The vapors are especially harmful to pregnant women. If exposed to low levels of the chemical during a crucial three-week period in their first trimester, women face an increased risk of having a baby born with holes in the heart, an EPA analysis found.
Most of the site doesn’t pose a health risk because contamination levels are so low. But even if treatment stopped at most of the site, there are three hot spots that would likely still need some treatment to protect people above.
Lenny Siegel, the executive director of the Center for Public Environmental Oversight, has organized an effective and vocal group of fellow residents to lobby for cleanup.
“At a recent meeting, I compared the technical challenges of groundwater cleanup to rocket science,” Siegel said. “Then, looking around the room, I noticed that a large fraction of the community representatives actually were rocket scientists.”
CIR and Guardian US partnered with PBS NewsHour Extra to create a lesson plan based on this story. Click here.
People like Siegel encourage the EPA to try alternative treatments that don’t contribute to the toxic trail. But more than anything, he wants the EPA to focus on the hot spots. He and his allies want cleanup to continue, regardless of the method.
That means the waste will continue to go somewhere else.

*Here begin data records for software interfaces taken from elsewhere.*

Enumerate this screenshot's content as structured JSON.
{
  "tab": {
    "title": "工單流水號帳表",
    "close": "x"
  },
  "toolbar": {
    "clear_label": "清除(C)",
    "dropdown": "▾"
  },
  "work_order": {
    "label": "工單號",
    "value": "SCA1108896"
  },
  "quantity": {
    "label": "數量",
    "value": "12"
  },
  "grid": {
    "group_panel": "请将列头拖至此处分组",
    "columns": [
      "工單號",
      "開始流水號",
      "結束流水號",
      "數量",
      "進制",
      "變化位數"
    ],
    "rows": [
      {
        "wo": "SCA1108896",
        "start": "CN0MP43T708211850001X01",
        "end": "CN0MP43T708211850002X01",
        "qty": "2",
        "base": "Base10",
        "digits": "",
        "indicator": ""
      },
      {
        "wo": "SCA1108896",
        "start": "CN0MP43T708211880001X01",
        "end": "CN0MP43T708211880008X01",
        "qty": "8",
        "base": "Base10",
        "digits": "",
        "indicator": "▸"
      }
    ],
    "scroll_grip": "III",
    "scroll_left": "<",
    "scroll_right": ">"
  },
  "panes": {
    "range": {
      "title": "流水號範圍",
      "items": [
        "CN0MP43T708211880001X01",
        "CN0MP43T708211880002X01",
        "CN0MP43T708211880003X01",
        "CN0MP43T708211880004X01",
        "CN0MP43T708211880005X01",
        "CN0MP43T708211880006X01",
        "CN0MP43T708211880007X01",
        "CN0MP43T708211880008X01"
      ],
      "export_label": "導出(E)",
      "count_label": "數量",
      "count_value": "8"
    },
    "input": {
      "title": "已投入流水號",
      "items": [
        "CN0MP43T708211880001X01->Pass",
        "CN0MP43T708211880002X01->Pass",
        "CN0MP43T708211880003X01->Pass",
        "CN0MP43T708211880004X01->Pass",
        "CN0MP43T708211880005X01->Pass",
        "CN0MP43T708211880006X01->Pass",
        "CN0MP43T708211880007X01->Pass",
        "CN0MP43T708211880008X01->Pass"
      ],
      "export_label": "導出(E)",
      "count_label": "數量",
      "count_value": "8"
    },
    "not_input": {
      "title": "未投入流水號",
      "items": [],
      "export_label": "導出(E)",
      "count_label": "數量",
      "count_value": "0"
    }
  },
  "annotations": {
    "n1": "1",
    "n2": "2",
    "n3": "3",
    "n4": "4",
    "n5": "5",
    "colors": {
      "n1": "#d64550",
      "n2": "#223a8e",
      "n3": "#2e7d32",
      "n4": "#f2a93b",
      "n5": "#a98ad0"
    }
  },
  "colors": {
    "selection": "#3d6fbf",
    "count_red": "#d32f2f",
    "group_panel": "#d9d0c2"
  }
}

Stephen Hill, head of the San Francisco water board’s toxics division, said that shouldn’t be the only answer to solving the problem.
“Ideally, regulators are thinking holistically about how to reduce the waste and make problems go away,” Hill said. “Not just how to move them around like a shell game.”
Correction: An earlier version of this story misstated the amount of carbon dioxide produced by cleanup at a Silicon Valley site.
This story was edited by Andrew Donohue and Mark Katches. It was copy edited by Sheela Kamath and Christine Lee.
This story was produced in a collaboration between The Center for Investigative Reporting and the Guardian US. Contact the reporters at firstname.lastname@example.org and email@example.com. Contact the Guardian US interactive team at @GuardianUS.